I haven’t really been posting much lately because a lot has been on my mind and my plate, and I couldn’t really post it all up for the world to see. Now it’s finally final, and I can: I’m moving to California to work in Sunnyvale for a very large Internet company as a senior system administrator. I’m going to design and develop tools for managing gazillions of Internet servers effectively and efficiently. It’s pretty much the job I was grooming for before the Great Internet Bubble Pop of 2001.

It’s about the closest thing I have to a dream job, unless you count that sysadmin position at that antarctic research station. I’m terribly excited about it. It’s a big move, halfway across the country to a place I know just about well enough to get around. It’s in Sunnyvale, in Silicon Valley, where I commuted to week in week out for a year or so back in the day. It’s a beautiful place, right next to the Santa Cruz mountains and the Santa Cruz beaches, just south of San Francisco and a little north of Monterey. It’s three hours from Yosemite and about four from Lake Tahoe.

On top of that it’s definitely the capital of the tech world, and going to work there is like going to The Game. It’s a challenging place with a bunch of hard-charging, bright, ambitious people, and I look forward to being part of that.

At the same time, Austin is my Home, my capital-H Home. The only place I’ve ever really belonged. It’s where I met most of my friends, where I first fell in love, where I learned what life was all about. It’s where I learned to lay back at the Greenbelt and chill, to swim at Barton Springs, to get crazy at Eeyore’s Birthday, to get blazed at Marley Fest. It’s where I met the craziest Bohemians ever at SXSW, where I sat at Auditorium shores watching the lights of the skyline dance in Town Lake. It’s where I played a drunken game of flag football at 1 AM on Thanksgiving in Zilker park. It’s where I saw ten thousand kites fill the sky, and a million bats fly off into the dusk. It’s where I watched flocks of birds swoop in graceful arcs between the behemoth skyscrapers I stood astride. It’s where I explored every room of the Capitol and fed the squirrels on campus. This place is the sum and total of damn near everything that’s been good in my life. It is, in all likelihood, where I met you. And meeting you has been a seminal experience in my life. I have learned from you. I will miss you.
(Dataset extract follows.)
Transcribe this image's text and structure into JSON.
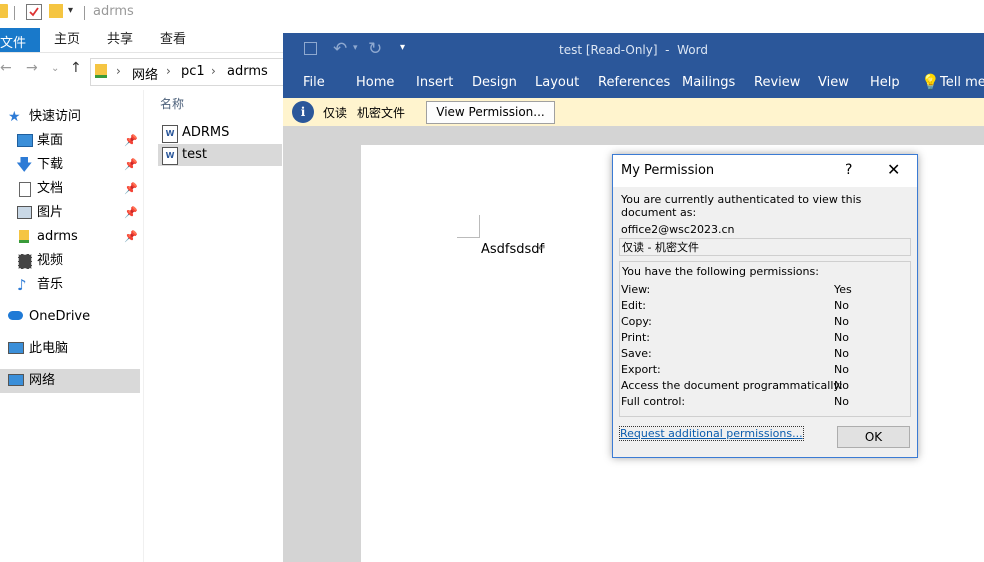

I will come back to Austin, some day. It is my home. Until then, and I don’t know when it will be, come visit me. Come visit me for a weekend or a week and hell, stay if you want. Until then I will miss you if you don’t. Until then I say goodbye.

Keep Austin weird; I’ll see what I can do about south bay.

PS–Yes, there will be a party, and it will be a party to remember, and if you remember our parties you know what I mean.* Details to follow; suffice it to say that we may not be the only people leaving this blessed burg, and nobody that’s leaving is known for going out with anything less than a bang.

*–Also, you were obviously doing it wrong, ‘cuz I don’t. I hear some great stories, though.